Feeling comfy on screen

Remember, we’re here for therapy, so you don’t need to get all fancy for a screen if you don’t want to. If you’re uncomfortable with seeing your own face on camera, see if you can turn off that feature on your end, or bring a sticky note to cover that part of your screen. If there’s anything moving in the room (like a ceiling fan) turn it off before your session so the movement doesn’t mess with your camera. Instead of putting your computer on your lap, put it on a flat surface in front of you so there’s less movement on the other end. 

Internet connection
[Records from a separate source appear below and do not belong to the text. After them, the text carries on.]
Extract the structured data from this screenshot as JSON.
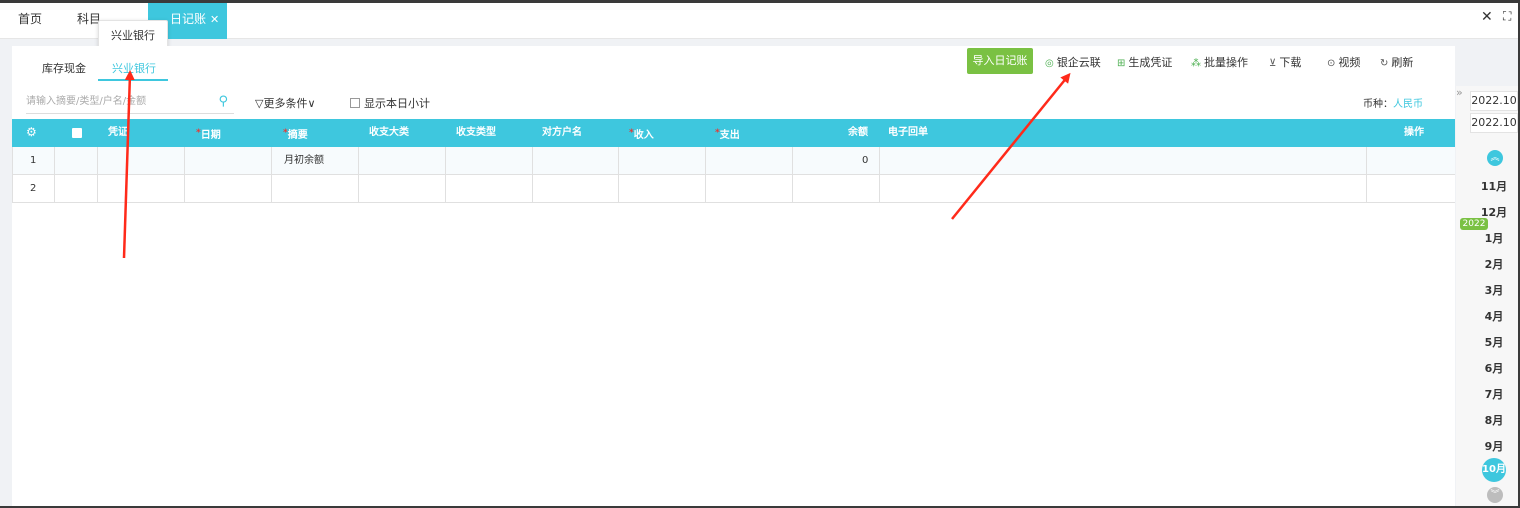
{
  "top_tabs": [
    {
      "label": "首页"
    },
    {
      "label": "科目"
    },
    {
      "label": "日记账"
    }
  ],
  "tooltip": "兴业银行",
  "sub_tabs": [
    {
      "label": "库存现金"
    },
    {
      "label": "兴业银行"
    }
  ],
  "toolbar": {
    "import": "导入日记账",
    "bank_link": "银企云联",
    "gen_voucher": "生成凭证",
    "batch": "批量操作",
    "download": "下载",
    "video": "视频",
    "refresh": "刷新"
  },
  "search": {
    "placeholder": "请输入摘要/类型/户名/金额",
    "more_conditions": "更多条件",
    "show_daily_subtotal": "显示本日小计",
    "currency_label": "币种：",
    "currency_value": "人民币"
  },
  "table": {
    "headers": [
      "凭证",
      "日期",
      "摘要",
      "收支大类",
      "收支类型",
      "对方户名",
      "收入",
      "支出",
      "余额",
      "电子回单",
      "操作"
    ],
    "rows": [
      {
        "no": "1",
        "summary": "月初余额",
        "balance": "0"
      },
      {
        "no": "2",
        "summary": "",
        "balance": ""
      }
    ]
  },
  "side": {
    "periods": [
      "2022.10",
      "2022.10"
    ],
    "year": "2022",
    "months": [
      "11月",
      "12月",
      "1月",
      "2月",
      "3月",
      "4月",
      "5月",
      "6月",
      "7月",
      "8月",
      "9月",
      "10月"
    ]
  },
  "colors": {
    "accent": "#3ec7de",
    "primary_button": "#7ac143",
    "arrow": "#ff2a1a"
  }
}
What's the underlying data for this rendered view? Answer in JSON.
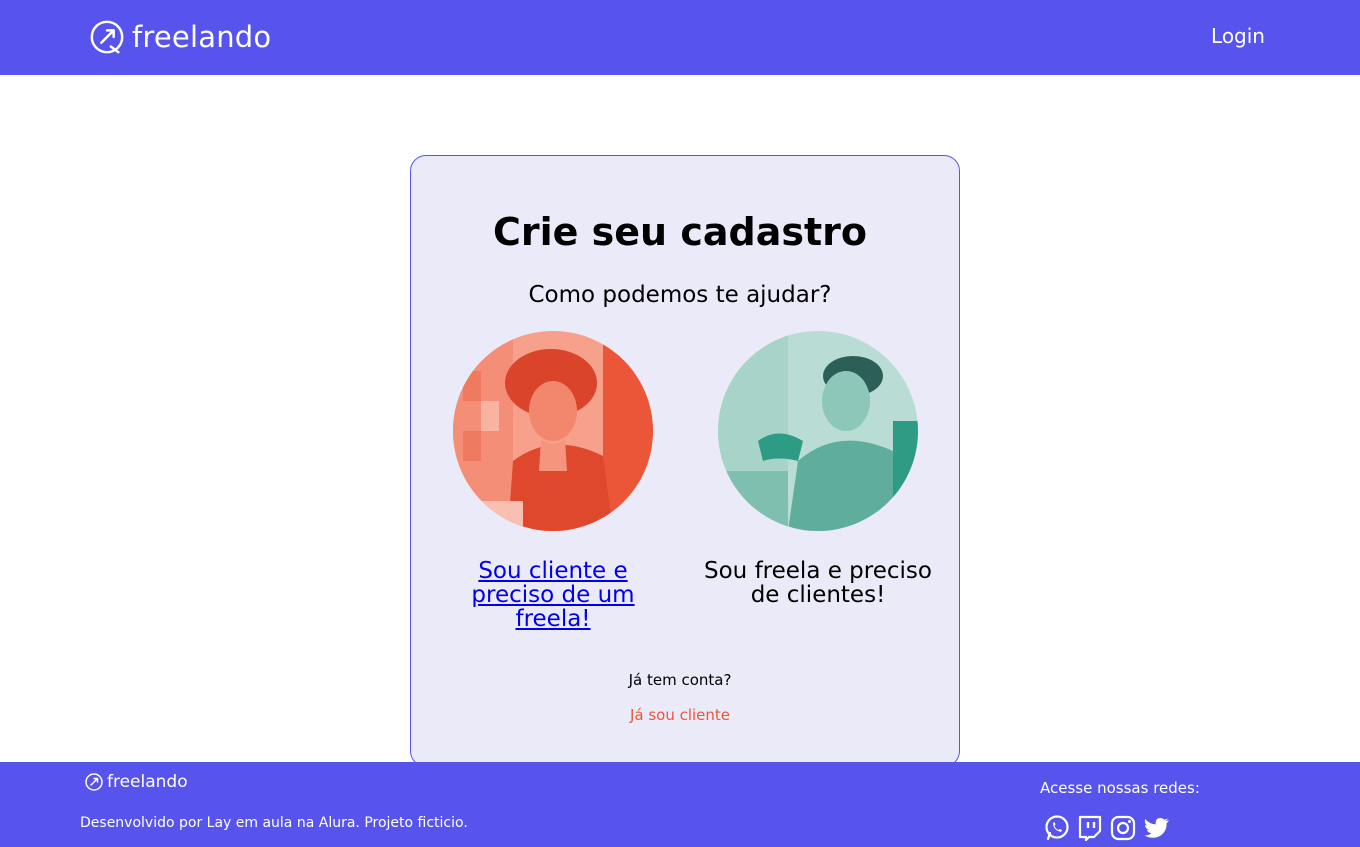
{
  "header": {
    "brand": "freelando",
    "login_label": "Login"
  },
  "signup": {
    "title": "Crie seu cadastro",
    "subtitle": "Como podemos te ajudar?",
    "option_client": "Sou cliente e preciso de um freela!",
    "option_freela": "Sou freela e preciso de clientes!",
    "has_account": "Já tem conta?",
    "already_client": "Já sou cliente"
  },
  "footer": {
    "brand": "freelando",
    "credit": "Desenvolvido por Lay em aula na Alura. Projeto ficticio.",
    "social_label": "Acesse nossas redes:",
    "social_icons": [
      "whatsapp-icon",
      "twitch-icon",
      "instagram-icon",
      "twitter-icon"
    ]
  },
  "colors": {
    "brand_primary": "#5754ED",
    "card_background": "#EBEAF8",
    "accent_coral": "#EB5638",
    "accent_teal": "#2E9C84",
    "link_blue": "#0000EE"
  }
}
Make sure you have a strong internet connection before an online session. You may need to ask other folks in your home to stop streaming things for an hour during your session to keep the connection strong. If you don’t have a stable internet connection, some phones can be used as a wireless hotspot using your data. Make sure your internet is up and running before your session, so you don’t need to reset anything once you’ve started. 

Prepare for issues

Tech is always tricky, and there might be some bumps on the road. Lots of video conferencing services are experiencing delays right now because of COVID-19,  so there might be an issue with video quality or sound or something else. Prepare for there to be some hiccups, and have an idea of what you + your therapist will do when they come up. You can even talk to your therapist about this beforehand so you have a plan for what to do in case the technology fails. 

Online therapy, like all things, might take some time to adjust to but overall it is a very similar experience to in person therapy – you might be surprised! Follow these tips to prepare yourself for your session and don’t be afraid to ask your therapist questions if you have any.